**WHAT IS NEEDED**
Each line in the data holding "icon" should be listed.

+ + + + + + +

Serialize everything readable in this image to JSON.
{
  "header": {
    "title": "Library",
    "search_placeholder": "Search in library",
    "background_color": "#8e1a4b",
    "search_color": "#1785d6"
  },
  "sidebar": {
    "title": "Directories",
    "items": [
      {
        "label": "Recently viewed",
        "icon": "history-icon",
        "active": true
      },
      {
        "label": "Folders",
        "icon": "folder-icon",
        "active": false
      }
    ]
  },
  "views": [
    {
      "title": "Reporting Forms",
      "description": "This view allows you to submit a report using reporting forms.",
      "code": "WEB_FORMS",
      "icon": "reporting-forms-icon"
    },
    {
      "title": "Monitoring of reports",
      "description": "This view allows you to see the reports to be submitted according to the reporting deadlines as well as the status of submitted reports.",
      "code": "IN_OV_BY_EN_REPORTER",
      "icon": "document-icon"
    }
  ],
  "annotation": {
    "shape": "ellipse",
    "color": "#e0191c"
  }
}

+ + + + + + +

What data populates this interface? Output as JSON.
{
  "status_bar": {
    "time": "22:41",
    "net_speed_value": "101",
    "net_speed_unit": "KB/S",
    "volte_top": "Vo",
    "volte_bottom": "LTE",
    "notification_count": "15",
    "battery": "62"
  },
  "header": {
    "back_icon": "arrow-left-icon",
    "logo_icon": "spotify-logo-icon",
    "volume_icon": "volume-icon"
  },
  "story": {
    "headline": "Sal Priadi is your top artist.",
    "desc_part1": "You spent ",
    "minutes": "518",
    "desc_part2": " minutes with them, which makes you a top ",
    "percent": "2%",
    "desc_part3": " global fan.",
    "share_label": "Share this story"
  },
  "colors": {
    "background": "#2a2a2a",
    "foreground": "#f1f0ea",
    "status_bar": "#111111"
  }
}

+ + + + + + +

**ANSWER AREA**
        "icon": "history-icon",
        "icon": "folder-icon",
      "icon": "reporting-forms-icon"
      "icon": "document-icon"
    "back_icon": "arrow-left-icon",
    "logo_icon": "spotify-logo-icon",
    "volume_icon": "volume-icon"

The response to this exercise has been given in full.